Football fans will have a new way to stream games this season, as Verizon Media announced it’s bringing unauthenticated NFL live streaming to its Yahoo Fantasy Football app, in addition to its Yahoo Sports app. Fans will get all local and primetime games on their mobile devices. Verizon broke the news at its 2019 newfront presentation, where Sam Darnold of the New York Jets helped make the announcement.
Verizon Media also announced it’s partnering with several news organizations to create XR (extended reality) news stories. Allying with USA Today, the Associated Press, Time, and NowThis, Yahoo News and Verizon’s Ryot Studio will create immersive news stories that give a deeper understanding of issues. The results will live on Yahoo News. Two of the first stories will give new views on immigration at the southern boarder and fighting fires in California. For advertisers, the company notes, more XR content means more places to insert XR ads. All ads for the area will be created and sold with the Ryot Augmented Reality Ads software development kit.

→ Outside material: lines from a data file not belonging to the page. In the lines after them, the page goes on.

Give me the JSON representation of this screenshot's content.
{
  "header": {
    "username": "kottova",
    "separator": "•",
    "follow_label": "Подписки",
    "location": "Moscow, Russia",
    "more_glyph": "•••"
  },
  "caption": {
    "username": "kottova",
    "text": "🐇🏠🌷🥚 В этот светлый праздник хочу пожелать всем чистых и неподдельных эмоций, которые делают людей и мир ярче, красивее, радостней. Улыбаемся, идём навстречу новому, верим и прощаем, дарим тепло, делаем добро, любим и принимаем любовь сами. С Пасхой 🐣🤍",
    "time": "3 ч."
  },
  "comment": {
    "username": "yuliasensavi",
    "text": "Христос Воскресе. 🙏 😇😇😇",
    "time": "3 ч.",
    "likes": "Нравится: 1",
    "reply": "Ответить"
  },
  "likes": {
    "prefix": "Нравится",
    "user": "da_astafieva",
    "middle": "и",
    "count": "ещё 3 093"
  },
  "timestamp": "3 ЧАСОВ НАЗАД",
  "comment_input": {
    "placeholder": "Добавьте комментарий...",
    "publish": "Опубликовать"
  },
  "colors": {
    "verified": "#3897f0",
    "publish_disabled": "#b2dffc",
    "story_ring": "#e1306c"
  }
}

Other highlights from todays newfront presentations:
Last year Condé Nast introduced Condé Nast Prime, a collection of top-level premium videos—it’s version of YouTube Preferred. This year, it expanded that with a tier called Condé Nast Prime Time. The category includes all its new series, and offers placements on YouTube and OTT platforms. It includes the biggest blockbusters with the highest views, a speaker said.
The publisher also announced Condé Nast Prime Placement, its in-house studio for brand integrations. Viewers can’t skip ads when the ad is part of the show, after all.
Condé Nast said it will launch 175 pilots this year. A few notable launches include a sports channel for GQ and a cooking show starring YouTube personality Joe Sugg.
The youth-oriented multi-platform studio showed off new technology for influencer marketing. Studio 71 has partnered with AWS to create a tool that can dig into an influencer’s followers and use predictive analysis to determine whether or not they’re a good fit for the brand. The platform is called Arrow, and the big idea here is that brands can determine ahead of time in an influencer’s followers will “transact,” which, depending on the campaign, could mean clicking a link and watching a video, but more likely means making a purchase. Just because an influencer has massive reach doesn’t mean their followers will transact, an executive told the audience. Arrow uses AWS’s machine learning technology for its decisions.
Studio 71 also debuted a new ad format powered by Snapback. Called Xpand, it places what looks like a standard social media posting into a display ad slot. The audience can respond with likes, shares, or comments, and the ad updates in real-time. It brings the social experience of sharing to ads, the company says.
Photo: Sam Darnold of the New York Jets